The Sense of the Sacred and the Motions of Grace"

     John Updike              Paul H. Carr

8 July 2000, St Johns Episcopal Church Fair, Beverly Farms, MA

I started my conversation with Pulitzer Prize-winning author, John Updike, by telling him I had learned from the book that he had been Congregational. I showed him a picture I had taken of the Congregational Church in Ipswich, MA in 1959. He recognized it and confirmed that it had been one of the few "wooden gothic" churches in the world before it had been struck by lightning in 1965. John said that it might have been saved if the firemen had been more ambitious, but that the fire got between the double walls of the church and had burned to the ground. He said that the end of his book "COUPLES" has a burning church. John Updike has written over forty books, in which religion, art, and sex are the "three great secret things."

  Ipswich Congregational Church, 1959, before it burned to the ground.

John remembered Rev. Dawe’s sermons, whose name was on the sign in front of the church. He also remembered my father, Rev. Auburn Carr, who was the pastor of the Methodist Church across the street. John had been a member of the building committee that built the stone church presently standing on the site.

I then asked him what he meant by the following statement:


This was taken from his "Remarks upon Receiving the Campion Medal" which was bestowed upon him by the Catholic Book Club in New York City on 11 September 1997. It came from the lead essay in "John Updike and Religion," edited by James Yerkes.

John said that the "faulty cosmology" was a literal interpretation of the first chapters of Genesis (a la Creationists.) The "shrewd psychology" was that St. Paul and St. Augustine had "got it right." The Christian existentialist, Kierkegaard, has expressed this more recently as "Man is in a state of fear and trembling, separated from God, twisted by the conflicting demands of his animal biology and human intelligence, of the social contract and the inner imperatives."

I told John that my philosophy course at University of Massachusetts Lowell, "Science and Religion: Cosmos to Consciousness," attempts to reconcile Genesis and modern "Big Bang" cosmology. John felt that "Big Bang" cosmology is closer to Genesis than the former "continuous creation," because the "Big Bang" has a beginning.
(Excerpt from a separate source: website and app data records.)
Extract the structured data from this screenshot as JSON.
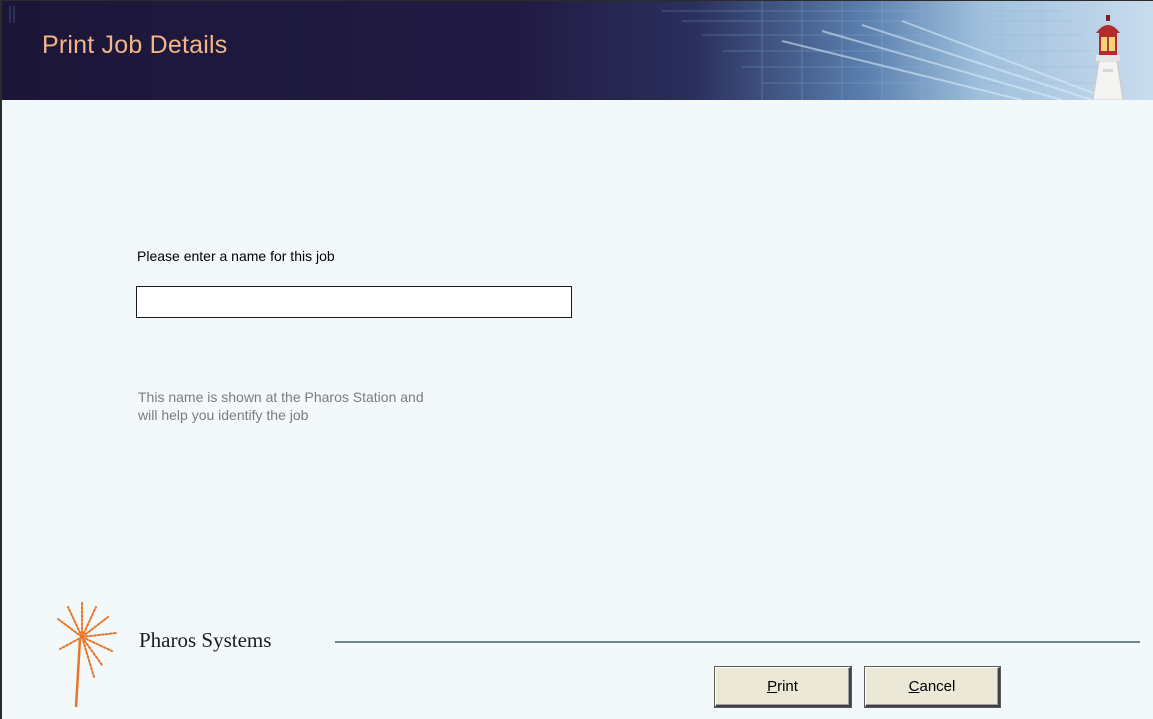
{
  "header": {
    "title": "Print Job Details",
    "icon": "lighthouse-icon"
  },
  "form": {
    "prompt_label": "Please enter a name for this job",
    "job_name_value": "",
    "job_name_placeholder": "",
    "help_line1": "This name is shown at the Pharos Station and",
    "help_line2": "will help you identify the job"
  },
  "footer": {
    "brand_name": "Pharos Systems",
    "brand_logo": "pharos-burst-logo",
    "print_accel": "P",
    "print_rest": "rint",
    "cancel_accel": "C",
    "cancel_rest": "ancel"
  },
  "colors": {
    "title": "#f2b58a",
    "background": "#f3f8fb",
    "header_dark": "#1b1638",
    "help_text": "#7c7c7c",
    "button_face": "#ece8d8",
    "brand_accent": "#e8762a"
  }
}
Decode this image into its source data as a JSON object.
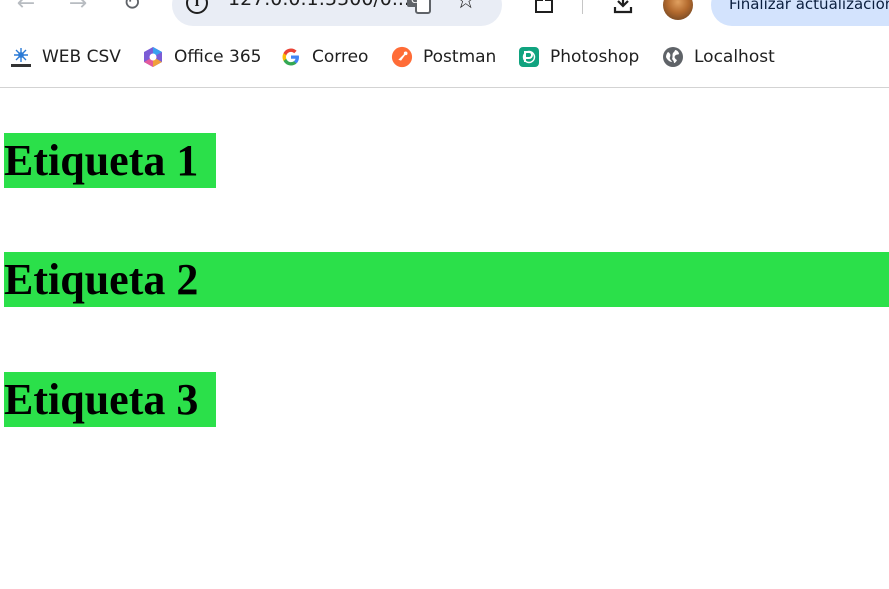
{
  "browser": {
    "omnibox": {
      "url": "127.0.0.1:5500/0..."
    },
    "update_button": {
      "label": "Finalizar actualización"
    },
    "icons": {
      "back": "back-arrow-icon",
      "forward": "forward-arrow-icon",
      "reload": "reload-icon",
      "info": "site-info-icon",
      "translate": "translate-icon",
      "bookmark": "star-icon",
      "extensions": "extensions-icon",
      "downloads": "download-icon",
      "profile": "avatar"
    }
  },
  "bookmarks": [
    {
      "label": "WEB CSV",
      "icon": "webcsv-icon"
    },
    {
      "label": "Office 365",
      "icon": "office365-icon"
    },
    {
      "label": "Correo",
      "icon": "google-icon"
    },
    {
      "label": "Postman",
      "icon": "postman-icon"
    },
    {
      "label": "Photoshop",
      "icon": "photoshop-icon"
    },
    {
      "label": "Localhost",
      "icon": "globe-icon"
    }
  ],
  "page": {
    "labels": [
      {
        "text": "Etiqueta 1"
      },
      {
        "text": "Etiqueta 2"
      },
      {
        "text": "Etiqueta 3"
      }
    ],
    "colors": {
      "label_background": "#2be04a",
      "label_text": "#000000"
    }
  }
}
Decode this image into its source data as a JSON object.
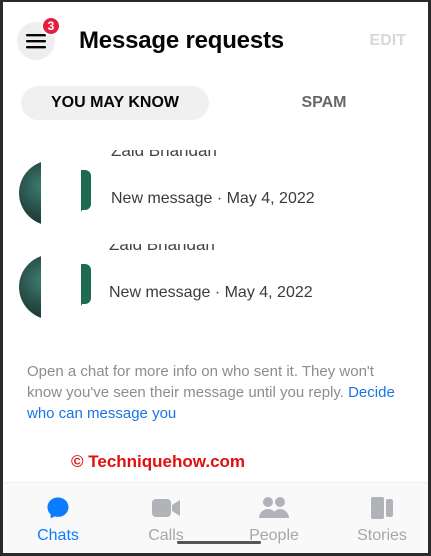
{
  "header": {
    "title": "Message requests",
    "edit_label": "EDIT",
    "menu_badge_count": "3"
  },
  "tabs": [
    {
      "label": "YOU MAY KNOW",
      "active": true
    },
    {
      "label": "SPAM",
      "active": false
    }
  ],
  "requests": [
    {
      "name": "Zaid Bhandari",
      "meta": "New message · May 4, 2022"
    },
    {
      "name": "Zaid Bhandari",
      "meta": "New message · May 4, 2022"
    }
  ],
  "info": {
    "text": "Open a chat for more info on who sent it. They won't know you've seen their message until you reply.",
    "link": "Decide who can message you"
  },
  "watermark": "© Techniquehow.com",
  "bottom_nav": [
    {
      "label": "Chats",
      "icon": "chat-bubble-icon",
      "active": true
    },
    {
      "label": "Calls",
      "icon": "video-camera-icon",
      "active": false
    },
    {
      "label": "People",
      "icon": "people-icon",
      "active": false
    },
    {
      "label": "Stories",
      "icon": "stories-icon",
      "active": false
    }
  ],
  "colors": {
    "accent": "#0a7cff",
    "link": "#1b74e4",
    "badge": "#e41e3f",
    "watermark": "#e01010",
    "inactive": "#a5a7ab"
  }
}
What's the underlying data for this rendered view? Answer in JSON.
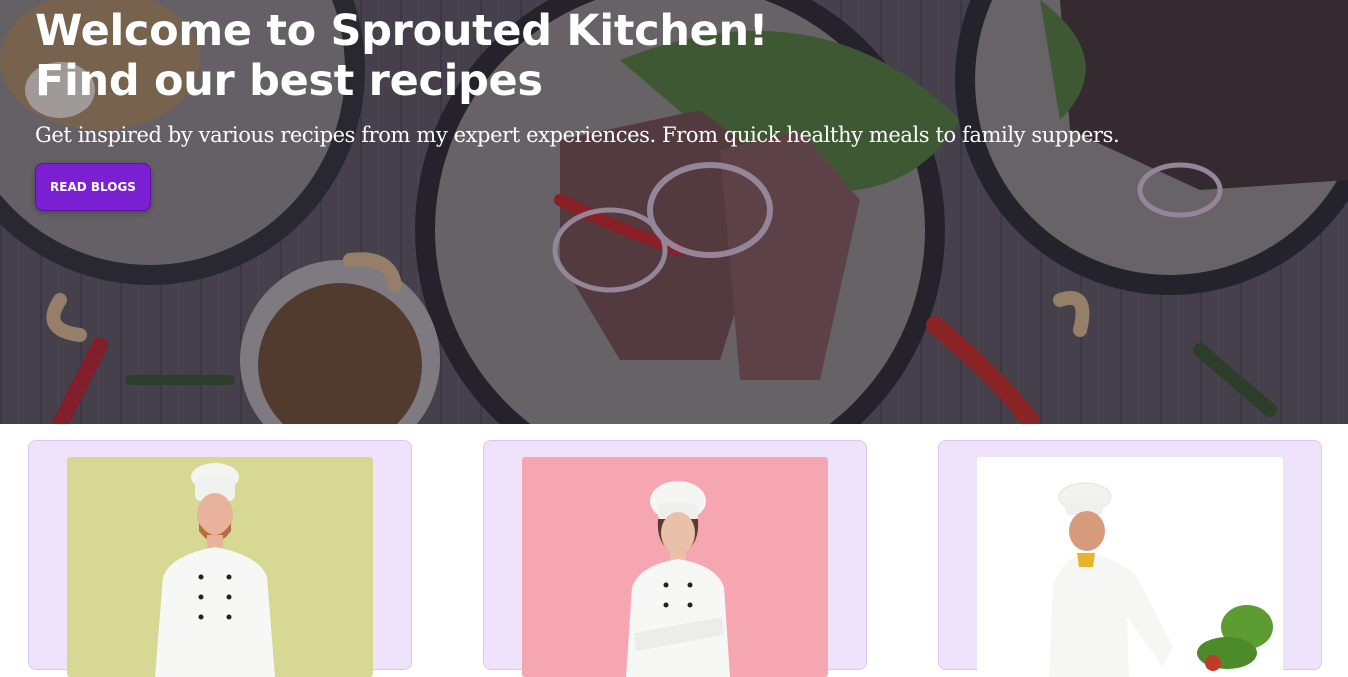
{
  "hero": {
    "title_line1": "Welcome to Sprouted Kitchen!",
    "title_line2": "Find our best recipes",
    "subtitle": "Get inspired by various recipes from my expert experiences. From quick healthy meals to family suppers.",
    "cta_label": "READ BLOGS",
    "accent": "#7a1fd1"
  },
  "cards": [
    {
      "photo_bg": "#d6d894",
      "icon": "chef-photo"
    },
    {
      "photo_bg": "#f6a6b1",
      "icon": "chef-photo"
    },
    {
      "photo_bg": "#ffffff",
      "icon": "chef-photo"
    }
  ],
  "colors": {
    "card_bg": "#efe3fb",
    "card_border": "#dcc6f3"
  }
}
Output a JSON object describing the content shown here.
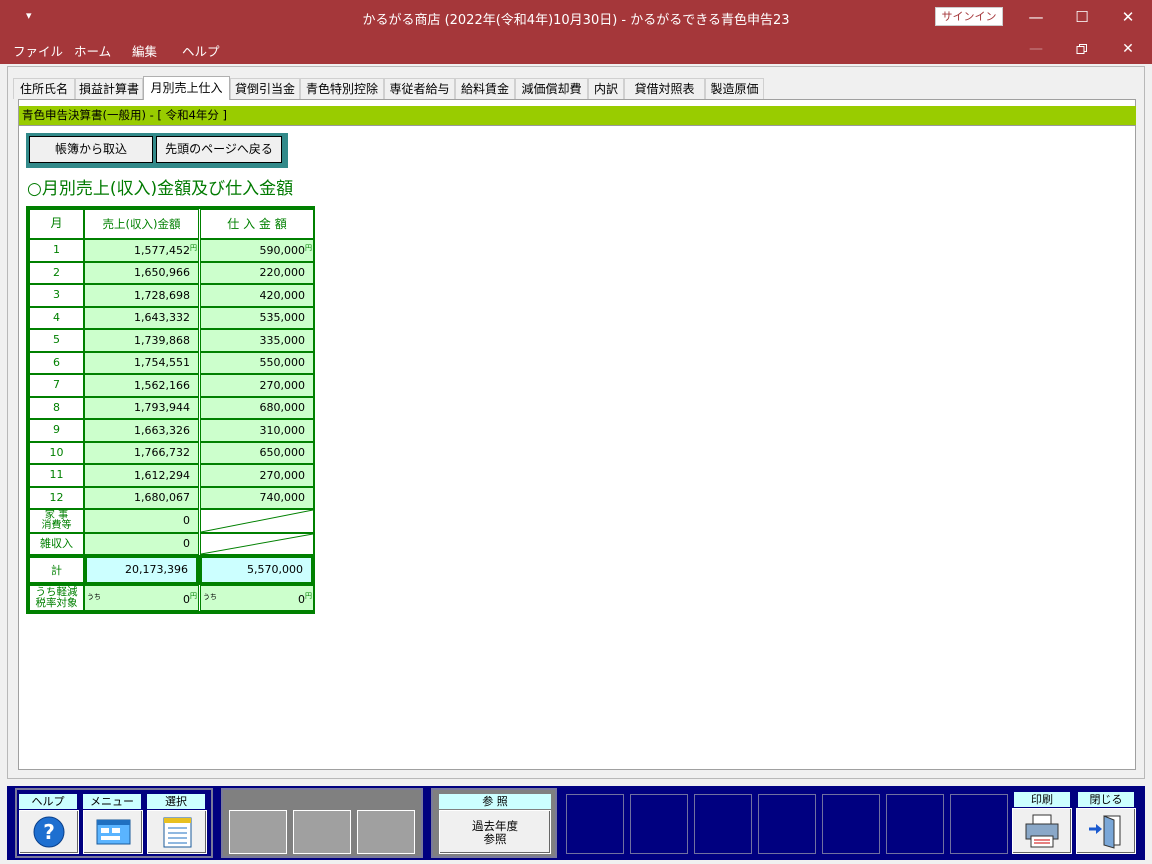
{
  "window": {
    "title": "かるがる商店 (2022年(令和4年)10月30日)  -  かるがるできる青色申告23",
    "signin": "サインイン",
    "min": "—",
    "max": "☐",
    "close": "✕",
    "sysmenu": "▾"
  },
  "menu": [
    "ファイル",
    "ホーム",
    "編集",
    "ヘルプ"
  ],
  "tabs": [
    "住所氏名",
    "損益計算書",
    "月別売上仕入",
    "貸倒引当金",
    "青色特別控除",
    "専従者給与",
    "給料賃金",
    "減価償却費",
    "内訳",
    "貸借対照表",
    "製造原価"
  ],
  "active_tab": "月別売上仕入",
  "form_title": "青色申告決算書(一般用) - [ 令和4年分 ]",
  "buttons": {
    "import": "帳簿から取込",
    "first_page": "先頭のページへ戻る"
  },
  "heading": "○月別売上(収入)金額及び仕入金額",
  "table": {
    "col_month": "月",
    "col_sales": "売上(収入)金額",
    "col_purchase": "仕 入 金 額",
    "yen": "円",
    "rows": [
      {
        "m": "1",
        "sales": "1,577,452",
        "purchase": "590,000"
      },
      {
        "m": "2",
        "sales": "1,650,966",
        "purchase": "220,000"
      },
      {
        "m": "3",
        "sales": "1,728,698",
        "purchase": "420,000"
      },
      {
        "m": "4",
        "sales": "1,643,332",
        "purchase": "535,000"
      },
      {
        "m": "5",
        "sales": "1,739,868",
        "purchase": "335,000"
      },
      {
        "m": "6",
        "sales": "1,754,551",
        "purchase": "550,000"
      },
      {
        "m": "7",
        "sales": "1,562,166",
        "purchase": "270,000"
      },
      {
        "m": "8",
        "sales": "1,793,944",
        "purchase": "680,000"
      },
      {
        "m": "9",
        "sales": "1,663,326",
        "purchase": "310,000"
      },
      {
        "m": "10",
        "sales": "1,766,732",
        "purchase": "650,000"
      },
      {
        "m": "11",
        "sales": "1,612,294",
        "purchase": "270,000"
      },
      {
        "m": "12",
        "sales": "1,680,067",
        "purchase": "740,000"
      }
    ],
    "household_label_1": "家 事",
    "household_label_2": "消費等",
    "household_sales": "0",
    "misc_label": "雑収入",
    "misc_sales": "0",
    "total_label": "計",
    "total_sales": "20,173,396",
    "total_purchase": "5,570,000",
    "reduced_label_1": "うち軽減",
    "reduced_label_2": "税率対象",
    "uchi": "うち",
    "reduced_sales": "0",
    "reduced_purchase": "0"
  },
  "toolbar": {
    "help": "ヘルプ",
    "menu": "メニュー",
    "select": "選択",
    "ref": "参 照",
    "ref_btn_1": "過去年度",
    "ref_btn_2": "参照",
    "print": "印刷",
    "close": "閉じる"
  }
}
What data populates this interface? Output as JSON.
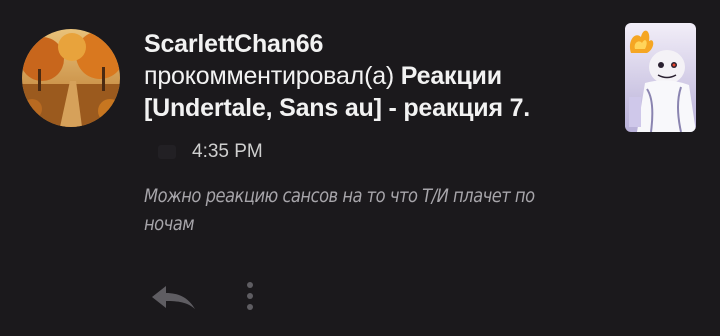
{
  "notification": {
    "username": "ScarlettChan66",
    "action_text": "прокомментировал(а) ",
    "story_title": "Реакции [Undertale, Sans au] - реакция 7.",
    "time": "4:35 PM",
    "comment": "Можно реакцию сансов на то что Т/И плачет по ночам"
  },
  "icons": {
    "avatar": "autumn-road-avatar",
    "clock": "clock-icon",
    "reply": "reply-icon",
    "more": "more-vertical-icon",
    "thumbnail": "story-cover-thumbnail"
  },
  "colors": {
    "background": "#1b191c",
    "text": "#f2f2f2",
    "muted": "#a7a5aa",
    "icon": "#5f5d62"
  }
}
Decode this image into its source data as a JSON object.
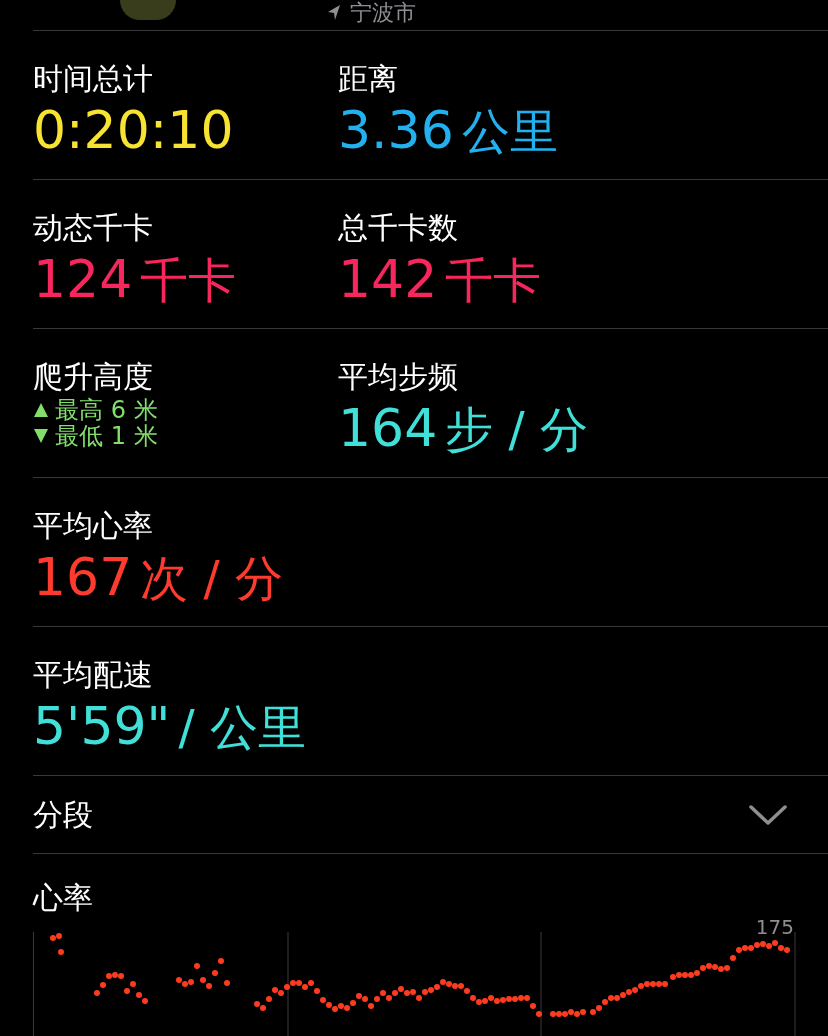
{
  "header": {
    "location": "宁波市"
  },
  "metric_rows": [
    {
      "cells": [
        {
          "kind": "value",
          "label": "时间总计",
          "value": "0:20:10",
          "color": "#f7e332"
        },
        {
          "kind": "value",
          "label": "距离",
          "value": "3.36",
          "unit": "公里",
          "color": "#22b0ee"
        }
      ]
    },
    {
      "cells": [
        {
          "kind": "value",
          "label": "动态千卡",
          "value": "124",
          "unit": "千卡",
          "color": "#f7265c"
        },
        {
          "kind": "value",
          "label": "总千卡数",
          "value": "142",
          "unit": "千卡",
          "color": "#f7265c"
        }
      ]
    },
    {
      "cells": [
        {
          "kind": "elevation",
          "label": "爬升高度",
          "high": "最高 6 米",
          "low": "最低 1 米",
          "color": "#82df6c"
        },
        {
          "kind": "value",
          "label": "平均步频",
          "value": "164",
          "unit": "步 / 分",
          "color": "#40e0d8"
        }
      ]
    },
    {
      "cells": [
        {
          "kind": "value",
          "label": "平均心率",
          "value": "167",
          "unit": "次 / 分",
          "color": "#ff3b30"
        }
      ]
    },
    {
      "cells": [
        {
          "kind": "value",
          "label": "平均配速",
          "value": "5'59\"",
          "unit": "/ 公里",
          "color": "#40e0d8"
        }
      ]
    }
  ],
  "splits": {
    "label": "分段",
    "expanded": false
  },
  "heart_rate": {
    "title": "心率",
    "max_label": "175"
  }
}
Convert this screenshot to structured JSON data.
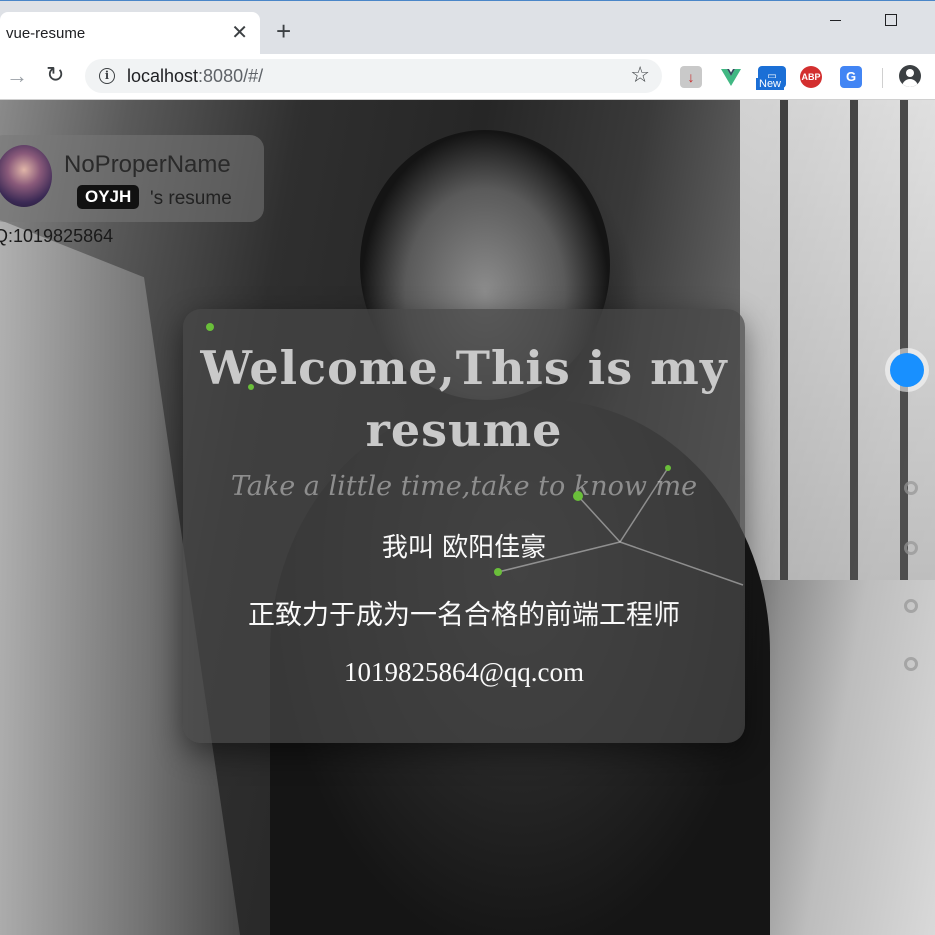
{
  "browser": {
    "tab_title": "vue-resume",
    "tab_close": "✕",
    "new_tab": "+",
    "url_host": "localhost",
    "url_rest": ":8080/#/",
    "ext_abp_label": "ABP",
    "ext_new_badge": "New",
    "ext_translate_label": "G"
  },
  "profile": {
    "name": "NoProperName",
    "nickname": "OYJH",
    "resume_suffix": "'s resume",
    "qq": "Q:1019825864"
  },
  "welcome": {
    "title": "Welcome,This is my resume",
    "subtitle": "Take a little time,take to know me",
    "line1": "我叫 欧阳佳豪",
    "line2": "正致力于成为一名合格的前端工程师",
    "line3": "1019825864@qq.com"
  },
  "colors": {
    "accent": "#1890ff",
    "particle": "#6abf3a"
  },
  "section_nav": {
    "total": 6,
    "active_index": 0
  }
}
I told him that as a scientist, I cannot take Genesis literally, but look at it as expressing poetic and literary truth. Genesis deals with our relationship to God as we are "created in his image." Science does not deal with this issue. John asked me how my students reacted to this. I told him that most of them were brought up Roman Catholic, but are presently non-church-attenders, agnostics, or atheists. We have good discussions and they are open to my viewpoints.

14 July 2001
Paul H. Carr & John Updike

"Whenever theology touches science, it gets burned. In the sixteenth century astronomy, in the seventeenth microbiology, in the eighteenth geology and paleontology, and the nineteenth Darwin's biology, all grotesquely extended the world-frame and sent churchmen scurrying for cover in ever smaller, more shadowy nooks, little gloomy ambiguous caves in the psyche, where even new neurobiology is cruelly harrying them, goughing them out of the multifolded brain like wood lice from under the lumber pile."
     -From John Updike's  "Roger's Version" (New York, Knopf, 1986).  This was quoted on pg. 163 of  "Religion, Science, and Naturalism" by William B. Drees (1996)

When I saw John Updike in the used book section of the St. John's Episcopal Church Fair, Beverly Farms, MA  on 14 July 2001, I showed him this passage. John was pleased that his work was being quoted. He said that he had enjoyed writing "Roger's Version," where he dealt with such issues as the "Big Bang."  He said that now the expansion of the universe is accelerating.

I pointed out to him that in books like Why God Won't Go Away by Newberg and D'Aquili, and in the May 7, 2001 cover article of NEWSWEEK God and the Brain: How We're Wired for Spirituality, science is validating the religious experience. Plots of brain activity during meditation, in which monks experiences being "one with the universe," show the part of the brain that orients us with respect to the world.

John Updike's response was: "Well, it does not prove that God exists!"